Corporation Counsel’s office to file a motion to stop the disclosure of any information during the proceedings of the wrongful death suit brought
against the three officers and the city until the city prosecutor’s investigations are complete. First Deputy Prosecuting Attorney Tom Brady
signed a declaration in support that will be attached to the Corporation Counsel’s motion.
“It’s going to be hard to argue with my more cynical colleagues who say the fix is in,” Jim Bickerton, who represents the Myeni family, told the Star-Advertiser. “It is clearly at odds with what he told me and the press two weeks ago. If the goal was to restore public trust in the process, the
City just made the climb a lot steeper.”
The motion seeks to stop the depositions of the woman who called 911,
Shiying “Sabine” Wang; her husband, Da Ju “Dexter” Wang; and the registered
owner of the home, James H. Hall and more than 20 other categories of disclosure, including police dispatch transcripts, footage from cameras on
and near the home, and the text messages of neighbors.
It is important that the prosecuting attorney’s criminal investigation be allowed to proceed before discovery takes place in the civil lawsuit, Alm
told the Star-Advertiser.
“This is so that this office’s investigation can be as productive and objective as possible. To be clear, we do not intend to forestall discovery
in the civil matter for a prolonged period of time. We are committed to conducting an independent and thorough, yet expedited, investigation into
this matter,” Alm said. “And in keeping with the independent nature of this investigation, the department has not transmitted any investigative material
to the Corporation Counsel’s office.”
When asked whether it represented a conflict if city attorneys, defending
the civil case, filed a motion to prevent disclosures until city prosecutors are done investigating Honolulu police, Deputy Corporation Counsel Krishna
F. Jayaram said it did not.
“There is no conflict of interest.
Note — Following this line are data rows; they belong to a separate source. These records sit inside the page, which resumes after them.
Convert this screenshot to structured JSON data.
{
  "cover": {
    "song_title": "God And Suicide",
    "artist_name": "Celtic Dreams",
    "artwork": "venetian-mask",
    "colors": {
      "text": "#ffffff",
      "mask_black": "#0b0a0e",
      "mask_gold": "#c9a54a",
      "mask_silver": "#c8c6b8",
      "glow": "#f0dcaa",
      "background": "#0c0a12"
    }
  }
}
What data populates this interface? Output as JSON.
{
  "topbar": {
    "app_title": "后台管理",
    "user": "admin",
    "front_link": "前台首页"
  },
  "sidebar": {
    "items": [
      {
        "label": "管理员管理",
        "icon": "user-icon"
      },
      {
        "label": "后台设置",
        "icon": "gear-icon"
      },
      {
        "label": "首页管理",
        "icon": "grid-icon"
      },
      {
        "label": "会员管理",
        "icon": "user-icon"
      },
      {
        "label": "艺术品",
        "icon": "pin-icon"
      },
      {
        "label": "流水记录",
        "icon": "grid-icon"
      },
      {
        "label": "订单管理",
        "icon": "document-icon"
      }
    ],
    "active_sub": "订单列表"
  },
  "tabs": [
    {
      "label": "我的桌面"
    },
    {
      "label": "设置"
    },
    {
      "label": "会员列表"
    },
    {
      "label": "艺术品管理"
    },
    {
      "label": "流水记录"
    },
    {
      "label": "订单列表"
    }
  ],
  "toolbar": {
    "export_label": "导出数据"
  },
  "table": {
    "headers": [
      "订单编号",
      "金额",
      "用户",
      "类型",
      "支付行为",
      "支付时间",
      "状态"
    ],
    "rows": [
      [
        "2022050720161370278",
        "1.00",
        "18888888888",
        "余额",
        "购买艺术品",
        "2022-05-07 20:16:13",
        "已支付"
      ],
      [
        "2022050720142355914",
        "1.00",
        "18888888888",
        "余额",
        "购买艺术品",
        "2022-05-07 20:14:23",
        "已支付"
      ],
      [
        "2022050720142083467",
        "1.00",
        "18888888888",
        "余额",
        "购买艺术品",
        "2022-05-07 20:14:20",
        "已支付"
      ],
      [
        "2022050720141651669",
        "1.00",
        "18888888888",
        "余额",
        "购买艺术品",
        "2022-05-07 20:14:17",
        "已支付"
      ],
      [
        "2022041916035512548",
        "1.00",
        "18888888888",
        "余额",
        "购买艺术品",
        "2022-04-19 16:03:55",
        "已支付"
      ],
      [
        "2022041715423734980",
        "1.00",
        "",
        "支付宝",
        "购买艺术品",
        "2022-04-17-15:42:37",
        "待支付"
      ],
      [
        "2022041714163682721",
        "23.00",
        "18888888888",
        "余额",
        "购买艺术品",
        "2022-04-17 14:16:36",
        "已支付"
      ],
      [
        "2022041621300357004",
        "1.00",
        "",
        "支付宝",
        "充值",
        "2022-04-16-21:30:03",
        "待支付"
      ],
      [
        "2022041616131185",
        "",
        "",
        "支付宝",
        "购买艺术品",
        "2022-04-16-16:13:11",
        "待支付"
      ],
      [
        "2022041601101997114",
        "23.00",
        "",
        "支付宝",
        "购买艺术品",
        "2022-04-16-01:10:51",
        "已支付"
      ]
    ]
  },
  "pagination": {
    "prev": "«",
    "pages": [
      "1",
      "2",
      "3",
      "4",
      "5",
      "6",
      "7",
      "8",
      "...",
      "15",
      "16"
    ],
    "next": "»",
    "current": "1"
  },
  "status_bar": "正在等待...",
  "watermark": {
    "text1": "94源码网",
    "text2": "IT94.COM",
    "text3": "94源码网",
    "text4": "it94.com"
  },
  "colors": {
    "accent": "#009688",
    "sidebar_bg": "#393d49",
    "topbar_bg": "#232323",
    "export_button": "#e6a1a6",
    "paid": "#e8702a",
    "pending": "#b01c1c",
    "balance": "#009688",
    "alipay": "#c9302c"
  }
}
The motion was submitted to protect the integrity of the investigations that are currently ongoing. We are simply requesting time to allow the investigations to conclude before discovery and depositions in the civil matter commence,” Jayaram said. “The investigations
are independent of our department.”
Ambassador Mfeketo said the U.S. should take a chapter from South Africa’s history and establish systems and government structures that make investigations into police shootings public from the start.
“In 1994 when we had our first president of a democratic country things were put in the open. In South Africa whether you are white or Black, you do something wrong, you have to tell everybody what you did. And everyone gets
to know what happened,” she said. “We don’t have this police reform debate,
not because there are not naughty police men and women, but once you put everything out in the open, then they are dealt with by the structures the government has in place. You don’t need to be a killer when you are the police. There are certain things you can do to stop people you think are
doing wrong, rather than killing them.”